> _WHAT IS NEEDED_
The answer is every line in the data below that contains the word "Date".

> _RECORD EXTRACTS_

=-=-=

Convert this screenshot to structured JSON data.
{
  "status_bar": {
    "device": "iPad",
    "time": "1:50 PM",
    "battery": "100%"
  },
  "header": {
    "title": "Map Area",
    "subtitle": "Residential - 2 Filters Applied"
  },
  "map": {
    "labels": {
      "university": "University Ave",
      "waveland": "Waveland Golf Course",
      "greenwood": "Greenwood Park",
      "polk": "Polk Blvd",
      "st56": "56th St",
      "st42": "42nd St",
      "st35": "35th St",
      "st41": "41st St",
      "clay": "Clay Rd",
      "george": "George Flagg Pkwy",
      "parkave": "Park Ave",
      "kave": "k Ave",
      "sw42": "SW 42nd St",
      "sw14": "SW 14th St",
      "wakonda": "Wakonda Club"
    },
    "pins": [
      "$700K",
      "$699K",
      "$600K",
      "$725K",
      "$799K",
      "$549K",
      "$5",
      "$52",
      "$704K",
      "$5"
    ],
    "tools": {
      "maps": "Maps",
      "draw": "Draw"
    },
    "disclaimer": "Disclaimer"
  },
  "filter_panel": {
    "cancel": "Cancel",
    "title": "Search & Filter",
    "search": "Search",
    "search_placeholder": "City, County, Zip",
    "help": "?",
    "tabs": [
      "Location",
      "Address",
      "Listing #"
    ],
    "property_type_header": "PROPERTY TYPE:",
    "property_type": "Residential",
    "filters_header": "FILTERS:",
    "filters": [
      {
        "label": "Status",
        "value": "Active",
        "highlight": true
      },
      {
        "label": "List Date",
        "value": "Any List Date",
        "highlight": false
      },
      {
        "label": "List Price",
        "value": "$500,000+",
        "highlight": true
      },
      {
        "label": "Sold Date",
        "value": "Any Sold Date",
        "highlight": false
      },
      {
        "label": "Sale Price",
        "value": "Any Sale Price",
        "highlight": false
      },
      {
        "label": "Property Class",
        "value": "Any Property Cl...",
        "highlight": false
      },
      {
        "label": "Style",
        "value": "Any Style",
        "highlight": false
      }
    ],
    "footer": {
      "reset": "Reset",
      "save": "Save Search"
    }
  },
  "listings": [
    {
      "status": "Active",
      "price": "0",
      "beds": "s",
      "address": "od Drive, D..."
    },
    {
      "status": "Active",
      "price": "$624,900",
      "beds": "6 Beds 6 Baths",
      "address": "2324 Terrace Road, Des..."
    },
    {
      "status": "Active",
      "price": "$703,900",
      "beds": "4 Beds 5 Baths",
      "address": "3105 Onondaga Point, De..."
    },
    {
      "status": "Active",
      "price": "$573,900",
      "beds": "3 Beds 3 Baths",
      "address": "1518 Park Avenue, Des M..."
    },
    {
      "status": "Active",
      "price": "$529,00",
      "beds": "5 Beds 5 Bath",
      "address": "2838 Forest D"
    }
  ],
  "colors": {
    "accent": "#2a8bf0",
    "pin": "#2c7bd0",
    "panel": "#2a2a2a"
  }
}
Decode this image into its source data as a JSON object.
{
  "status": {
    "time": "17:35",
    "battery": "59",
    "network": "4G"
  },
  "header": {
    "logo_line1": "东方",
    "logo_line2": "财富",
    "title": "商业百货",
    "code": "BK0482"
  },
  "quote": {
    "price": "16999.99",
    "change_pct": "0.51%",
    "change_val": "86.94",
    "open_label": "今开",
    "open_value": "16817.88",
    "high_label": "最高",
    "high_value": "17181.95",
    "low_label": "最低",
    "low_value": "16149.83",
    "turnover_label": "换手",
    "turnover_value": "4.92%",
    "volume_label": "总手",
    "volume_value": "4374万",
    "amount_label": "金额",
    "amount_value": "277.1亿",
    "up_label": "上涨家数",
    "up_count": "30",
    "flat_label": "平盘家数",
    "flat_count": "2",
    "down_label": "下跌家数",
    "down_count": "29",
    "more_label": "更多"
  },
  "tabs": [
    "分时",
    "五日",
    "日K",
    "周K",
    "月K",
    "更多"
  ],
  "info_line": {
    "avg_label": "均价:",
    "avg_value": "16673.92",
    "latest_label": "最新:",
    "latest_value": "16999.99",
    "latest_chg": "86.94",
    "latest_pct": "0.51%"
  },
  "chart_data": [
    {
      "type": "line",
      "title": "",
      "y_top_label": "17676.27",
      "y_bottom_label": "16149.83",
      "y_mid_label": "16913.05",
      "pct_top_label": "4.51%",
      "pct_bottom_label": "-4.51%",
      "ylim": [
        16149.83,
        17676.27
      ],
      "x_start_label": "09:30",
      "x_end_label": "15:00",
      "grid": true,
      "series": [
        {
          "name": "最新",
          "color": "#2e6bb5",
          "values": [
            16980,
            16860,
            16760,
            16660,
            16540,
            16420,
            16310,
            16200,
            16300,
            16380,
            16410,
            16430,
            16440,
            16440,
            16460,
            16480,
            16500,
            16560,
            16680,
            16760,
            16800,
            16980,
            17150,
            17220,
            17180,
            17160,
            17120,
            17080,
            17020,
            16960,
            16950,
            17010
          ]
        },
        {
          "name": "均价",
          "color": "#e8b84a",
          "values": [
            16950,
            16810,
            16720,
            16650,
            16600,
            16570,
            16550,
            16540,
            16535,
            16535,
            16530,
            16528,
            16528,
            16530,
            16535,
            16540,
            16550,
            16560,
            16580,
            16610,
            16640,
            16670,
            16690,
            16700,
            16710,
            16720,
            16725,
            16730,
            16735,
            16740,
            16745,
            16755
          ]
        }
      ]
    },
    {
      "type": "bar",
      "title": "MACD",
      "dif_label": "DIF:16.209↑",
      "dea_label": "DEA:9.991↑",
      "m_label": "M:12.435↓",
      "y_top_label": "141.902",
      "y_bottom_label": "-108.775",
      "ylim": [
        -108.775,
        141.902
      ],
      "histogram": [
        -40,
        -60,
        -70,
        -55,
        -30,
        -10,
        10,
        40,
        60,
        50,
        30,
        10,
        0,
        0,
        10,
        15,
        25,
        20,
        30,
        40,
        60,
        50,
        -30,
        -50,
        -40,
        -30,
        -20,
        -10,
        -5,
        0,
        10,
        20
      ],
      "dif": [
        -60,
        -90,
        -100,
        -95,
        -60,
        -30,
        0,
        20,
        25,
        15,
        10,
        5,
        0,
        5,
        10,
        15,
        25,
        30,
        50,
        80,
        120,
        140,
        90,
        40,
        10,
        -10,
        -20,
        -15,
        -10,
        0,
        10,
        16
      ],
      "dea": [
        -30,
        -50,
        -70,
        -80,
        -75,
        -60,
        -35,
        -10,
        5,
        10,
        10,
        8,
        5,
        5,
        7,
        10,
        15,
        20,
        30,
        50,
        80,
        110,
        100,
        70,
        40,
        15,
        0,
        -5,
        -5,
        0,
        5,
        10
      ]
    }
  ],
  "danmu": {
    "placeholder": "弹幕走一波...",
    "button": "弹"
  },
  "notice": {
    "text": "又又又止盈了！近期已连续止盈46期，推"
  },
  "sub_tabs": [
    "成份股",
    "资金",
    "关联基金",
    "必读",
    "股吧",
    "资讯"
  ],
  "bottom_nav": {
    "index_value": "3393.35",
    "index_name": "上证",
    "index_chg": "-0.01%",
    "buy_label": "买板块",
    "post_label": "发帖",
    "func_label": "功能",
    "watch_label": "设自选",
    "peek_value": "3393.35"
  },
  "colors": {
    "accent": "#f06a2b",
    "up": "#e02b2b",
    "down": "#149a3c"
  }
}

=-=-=

> _FINISHED EXERCISE_
        "label": "List Date",
        "value": "Any List Date",
        "label": "Sold Date",
        "value": "Any Sold Date",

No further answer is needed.